Other concerns about Bt-crops
Concerns have also been raised about the safety of Bt proteins, and therefore Bt-crops, to nontarget insects, especially the predators and parasites used as biological control agents. The purpose of Bt, of course, is to kill the target pest, but even Bt insecticides also cause mortality in certain nontarget insects. For example, Bt products used to control caterpillar pests such as gypsy moth and spruce budworm larvae in forests will also kill certain species of nontarget lepidopterous larvae in these habitats.
The mortality caused in the nontarget populations should be kept in perspective and viewed in the context of the relative risk of using Bt in comparison to using available synthetic chemical insecticides. The latter typically have a broader spectrum of toxicity, and will kill pest and nontarget insects belonging to a wide range of insect orders. Because all Bt proteins have a very restricted spectrum of activity under field conditions, the use of Bt proteins is much more environmentally compatible than the use of chemical insecticides. Bt proteins may persist in the environment, when used in either insecticides or Bt-crops, but their toxic effects on nontarget predators and parasites is low and temporary, being reduced even further after the crop is harvested.
The Bt-transgenic potatoes — in the middle of two rows of nontransgenic potatoes — produce the Cry3A protein, which protects them from damage by the Colorado potato beetle, Leptinotarsa decemlineata.
It should also be obvious that as a control agent targeted to kill insect pests, Bt-crops will also reduce the predator and parasite populations, particularly the latter, that depend on the target insect for their reproduction. Again, the mortality caused by Bt in these nontarget populations must be kept in perspective. Most crop production, especially that of field, vegetable and fruit crops, occurs in monocultures that are not natural ecological habitats. The crop uniformity characteristic of these monocultures permits pest insects as well as their predators and parasites to build up into populations that are much larger than those that would occur in more diverse natural habitats.
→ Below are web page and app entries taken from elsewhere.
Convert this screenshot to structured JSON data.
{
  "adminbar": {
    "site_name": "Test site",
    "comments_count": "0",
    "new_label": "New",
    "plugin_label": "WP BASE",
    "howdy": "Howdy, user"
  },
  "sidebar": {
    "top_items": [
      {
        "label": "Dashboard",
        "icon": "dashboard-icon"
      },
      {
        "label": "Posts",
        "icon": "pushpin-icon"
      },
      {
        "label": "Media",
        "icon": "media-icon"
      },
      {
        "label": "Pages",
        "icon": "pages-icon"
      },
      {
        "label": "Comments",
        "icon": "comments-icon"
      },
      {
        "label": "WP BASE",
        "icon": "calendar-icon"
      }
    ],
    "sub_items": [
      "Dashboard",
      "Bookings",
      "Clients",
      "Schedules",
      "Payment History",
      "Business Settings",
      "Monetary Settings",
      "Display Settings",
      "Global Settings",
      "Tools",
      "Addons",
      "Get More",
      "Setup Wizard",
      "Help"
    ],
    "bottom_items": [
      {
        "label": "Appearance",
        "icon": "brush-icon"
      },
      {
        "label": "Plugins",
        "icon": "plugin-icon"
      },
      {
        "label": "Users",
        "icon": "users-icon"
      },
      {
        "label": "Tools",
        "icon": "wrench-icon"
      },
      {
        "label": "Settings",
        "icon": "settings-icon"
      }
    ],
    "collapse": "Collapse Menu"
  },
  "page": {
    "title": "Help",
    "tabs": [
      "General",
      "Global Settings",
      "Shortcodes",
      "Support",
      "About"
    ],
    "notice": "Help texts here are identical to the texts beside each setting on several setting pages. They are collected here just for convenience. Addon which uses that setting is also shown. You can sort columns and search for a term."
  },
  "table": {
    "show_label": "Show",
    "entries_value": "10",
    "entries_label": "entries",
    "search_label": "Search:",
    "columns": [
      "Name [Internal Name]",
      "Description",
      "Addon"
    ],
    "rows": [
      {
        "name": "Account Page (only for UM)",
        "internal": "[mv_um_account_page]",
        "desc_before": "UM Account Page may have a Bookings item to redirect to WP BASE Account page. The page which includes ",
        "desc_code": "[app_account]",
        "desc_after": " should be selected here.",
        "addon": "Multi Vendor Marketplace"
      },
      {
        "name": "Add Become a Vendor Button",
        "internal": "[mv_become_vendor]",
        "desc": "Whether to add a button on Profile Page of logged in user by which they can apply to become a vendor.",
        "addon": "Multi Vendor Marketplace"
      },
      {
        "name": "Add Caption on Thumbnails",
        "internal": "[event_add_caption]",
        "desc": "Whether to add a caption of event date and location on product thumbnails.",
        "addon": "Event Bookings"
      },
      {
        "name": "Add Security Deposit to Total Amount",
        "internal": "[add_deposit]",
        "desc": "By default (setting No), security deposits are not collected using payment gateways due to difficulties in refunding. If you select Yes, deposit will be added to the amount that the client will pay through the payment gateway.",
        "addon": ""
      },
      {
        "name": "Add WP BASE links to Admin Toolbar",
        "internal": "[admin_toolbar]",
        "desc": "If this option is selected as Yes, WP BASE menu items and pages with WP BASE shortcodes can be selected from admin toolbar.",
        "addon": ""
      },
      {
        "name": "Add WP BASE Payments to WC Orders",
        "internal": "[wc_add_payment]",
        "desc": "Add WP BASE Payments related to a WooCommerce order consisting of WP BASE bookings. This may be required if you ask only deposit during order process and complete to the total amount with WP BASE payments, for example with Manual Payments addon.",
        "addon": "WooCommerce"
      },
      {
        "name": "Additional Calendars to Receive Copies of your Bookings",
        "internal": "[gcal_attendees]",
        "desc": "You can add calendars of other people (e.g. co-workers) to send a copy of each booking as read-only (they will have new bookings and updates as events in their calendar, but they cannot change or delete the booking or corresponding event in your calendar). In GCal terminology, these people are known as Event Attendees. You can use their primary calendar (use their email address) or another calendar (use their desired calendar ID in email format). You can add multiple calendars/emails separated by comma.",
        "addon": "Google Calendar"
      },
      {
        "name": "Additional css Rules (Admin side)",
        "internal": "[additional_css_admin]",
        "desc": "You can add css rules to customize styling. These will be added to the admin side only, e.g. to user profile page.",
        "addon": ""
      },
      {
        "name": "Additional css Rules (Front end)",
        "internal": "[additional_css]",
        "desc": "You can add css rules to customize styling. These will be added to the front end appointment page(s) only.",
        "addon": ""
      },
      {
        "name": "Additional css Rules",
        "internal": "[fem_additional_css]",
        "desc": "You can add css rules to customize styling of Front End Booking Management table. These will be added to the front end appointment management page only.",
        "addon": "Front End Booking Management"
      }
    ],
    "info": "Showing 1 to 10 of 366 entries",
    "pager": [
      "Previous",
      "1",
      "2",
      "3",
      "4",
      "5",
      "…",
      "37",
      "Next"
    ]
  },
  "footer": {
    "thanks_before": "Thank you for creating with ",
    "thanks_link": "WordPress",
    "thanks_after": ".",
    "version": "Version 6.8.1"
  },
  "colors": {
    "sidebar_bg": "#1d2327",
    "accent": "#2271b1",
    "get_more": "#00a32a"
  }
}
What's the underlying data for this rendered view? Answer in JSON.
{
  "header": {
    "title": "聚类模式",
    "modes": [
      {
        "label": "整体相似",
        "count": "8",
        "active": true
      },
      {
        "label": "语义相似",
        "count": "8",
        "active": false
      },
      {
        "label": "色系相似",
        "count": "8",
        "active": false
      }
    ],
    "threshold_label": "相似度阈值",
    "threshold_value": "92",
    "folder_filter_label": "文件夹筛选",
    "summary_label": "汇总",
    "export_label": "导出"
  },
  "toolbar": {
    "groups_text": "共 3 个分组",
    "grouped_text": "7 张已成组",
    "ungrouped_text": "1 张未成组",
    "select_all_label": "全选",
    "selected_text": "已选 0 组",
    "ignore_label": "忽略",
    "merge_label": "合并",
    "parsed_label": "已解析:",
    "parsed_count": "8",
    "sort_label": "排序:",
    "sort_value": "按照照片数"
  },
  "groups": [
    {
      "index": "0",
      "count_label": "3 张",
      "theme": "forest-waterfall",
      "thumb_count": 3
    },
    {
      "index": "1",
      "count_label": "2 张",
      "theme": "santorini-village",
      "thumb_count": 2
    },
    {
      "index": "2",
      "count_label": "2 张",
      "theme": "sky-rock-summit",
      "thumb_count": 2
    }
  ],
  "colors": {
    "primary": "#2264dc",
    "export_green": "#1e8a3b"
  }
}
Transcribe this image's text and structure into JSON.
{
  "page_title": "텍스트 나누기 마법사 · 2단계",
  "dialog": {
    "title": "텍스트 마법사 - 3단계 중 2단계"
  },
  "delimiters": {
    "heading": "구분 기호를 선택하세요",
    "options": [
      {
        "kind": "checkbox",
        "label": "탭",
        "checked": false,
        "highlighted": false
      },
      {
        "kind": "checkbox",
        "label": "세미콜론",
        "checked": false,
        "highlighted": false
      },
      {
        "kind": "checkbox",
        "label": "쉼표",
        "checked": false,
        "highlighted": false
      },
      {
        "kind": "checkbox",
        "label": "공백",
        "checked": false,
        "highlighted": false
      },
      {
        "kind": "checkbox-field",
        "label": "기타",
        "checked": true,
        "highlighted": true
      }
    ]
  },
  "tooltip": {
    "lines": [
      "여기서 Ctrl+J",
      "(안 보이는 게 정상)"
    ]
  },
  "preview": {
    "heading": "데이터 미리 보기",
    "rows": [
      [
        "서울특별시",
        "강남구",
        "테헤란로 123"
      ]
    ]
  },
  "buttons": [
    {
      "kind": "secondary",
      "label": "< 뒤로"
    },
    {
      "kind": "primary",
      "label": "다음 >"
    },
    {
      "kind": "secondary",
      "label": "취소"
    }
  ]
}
In this context, the use of Bt-crops has a neutral effect in that it reduces predators and parasite populations that would not occur if it were not for the unnatural presence of a large crop habitat and concomitantly large host pest populations that the predators and parasites use as a resource. Moreover, even in the unnatural ecological habitat of a crop monoculture, the use of Bt, owing to its greater specificity, will have less impact overall on the predator and parasite populations than will the use of broad spectrum chemical insecticides.
Bt-crops provide an effective and environmentally safe alternative to conventional pest control methods. It is easy at present to be critical of first generation Bt-crops, as they represent simple constructs that could fail. However, with any new technology, there are likely to be problems. More importantly, tools and concepts have already emerged for making better second and third generation transgenic insecticidal crops, and this trend should continue. It is important to keep in mind that transgenic crops have the potential not only of being better from an agronomic perspective, but as they greatly reduce the need for synthetic chemical insecticides, they are much better for the environment, especially nontarget organisms, including the predators and parasites used in biological control.